The Fermi paradox is the puzzling conflict between the high likelihood of finding alien life or signs of alien life on earth and the fact that we have found none.

There are many explanations for this discrepancy (see Wikipedia Fermi paradox) but they ignore one important factor—self-replicating spacecraft. If we could build a spacecraft that made a copy of itself after it had landed then it can be shown that our galaxy, despite its vast size could be filled with such spacecraft in a few tens of millions of years.

The key question is whether it will ever be possible to build a spacecraft that could replicate itself. Such a spacecraft, although we could not build one today, does not appear to require any breakthrough that is beyond the bounds of current science. If the human race could build such a device ‘soon’, that is within say a thousand years, then thousands, possibly millions, of other civilizations must have been able to build such devices before now. The earth should therefore be full of self-replicating spacecraft.

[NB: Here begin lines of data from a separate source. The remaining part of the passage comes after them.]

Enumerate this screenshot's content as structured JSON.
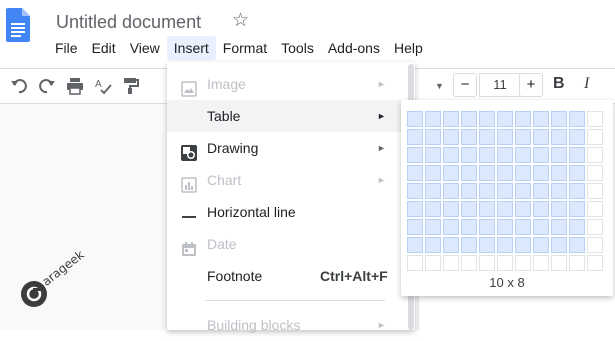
{
  "document": {
    "title": "Untitled document"
  },
  "menubar": [
    "File",
    "Edit",
    "View",
    "Insert",
    "Format",
    "Tools",
    "Add-ons",
    "Help"
  ],
  "toolbar": {
    "font_size": "11",
    "decrease_label": "−",
    "increase_label": "+",
    "bold_label": "B",
    "italic_label": "I"
  },
  "insert_menu": {
    "items": [
      {
        "label": "Image",
        "icon": "image-icon",
        "submenu": true,
        "disabled": true
      },
      {
        "label": "Table",
        "icon": "",
        "submenu": true,
        "disabled": false,
        "highlighted": true
      },
      {
        "label": "Drawing",
        "icon": "drawing-icon",
        "submenu": true,
        "disabled": false
      },
      {
        "label": "Chart",
        "icon": "chart-icon",
        "submenu": true,
        "disabled": true
      },
      {
        "label": "Horizontal line",
        "icon": "horizontal-line-icon",
        "submenu": false,
        "disabled": false
      },
      {
        "label": "Date",
        "icon": "date-icon",
        "submenu": false,
        "disabled": true
      },
      {
        "label": "Footnote",
        "icon": "",
        "shortcut": "Ctrl+Alt+F",
        "submenu": false,
        "disabled": false
      },
      {
        "label": "Building blocks",
        "icon": "",
        "submenu": true,
        "disabled": true
      }
    ],
    "arrow": "►"
  },
  "table_picker": {
    "columns": 11,
    "rows": 9,
    "selected_columns": 10,
    "selected_rows": 8,
    "size_label": "10 x 8"
  },
  "watermark": {
    "text": "arageek"
  },
  "colors": {
    "accent_blue": "#4285f4",
    "menu_active": "#e8f0fe",
    "cell_selected": "#dce8fc",
    "cell_border": "#e2e3e5"
  }
}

I can hear you raising many objections but I think they can all be answered. This leaves the ‘Shafe paradox’ :), a subset of the Fermi paradox, ‘where are all the self-replicating spacecraft?’.

Objections Answered

  1. The galaxy is very big so why do you say it could be filled in only a few tens of millions of years?
    1. Voyager I would take about 80,000 years to reach our nearest star Proxima Centauri which is 4.2 light years away. Assume that it is possible to build a self-replicating spacecraft (SRS) that is eighty times faster, about 1,300 kilometers per second, then it would take about 1,000 years. Our galaxy is about 100,000 light years across so it would take 24 million years to cross the galaxy. How many stars have planets or asteroids containing the material to replicate a SRS? If we assume one in 1,000 stars then our SRS will replicate itself every 1 million years. If our SRS makes just 10 copies each time then after 12 replications the number of copies travelling across our galaxy will exceed the number of stars in our galaxy, roughly 300 billion. After 100 million years our entire galaxy will have turned into self-replicating spacecraft.
  2. Is it possible for a spacecraft to survive in space for a million years?
    1. Not easily. It is possible a small craft could travel faster and it is possible more stars than one in a thousand have suitable material orbiting them. Another solution is that the self-replicating spacecraft is also self-repairing as the two requirements are similar. With suitable spare material and with multiple copies of each part when damage is detected in one copy that copy could be repaired.
  3. Why would any intelligent lifeform build such a device?
    1. Because it is possible. If only a small percentage of lifeforms built such a device then we should see them on earth.
  4. After landing on a planet to replicate could the spacecraft reach escape velocity?
    1. It may be sensible to never land on a planet as large as earth but to use the material from asteroids to replicate. We should see evidence of this is we examine asteroids closely.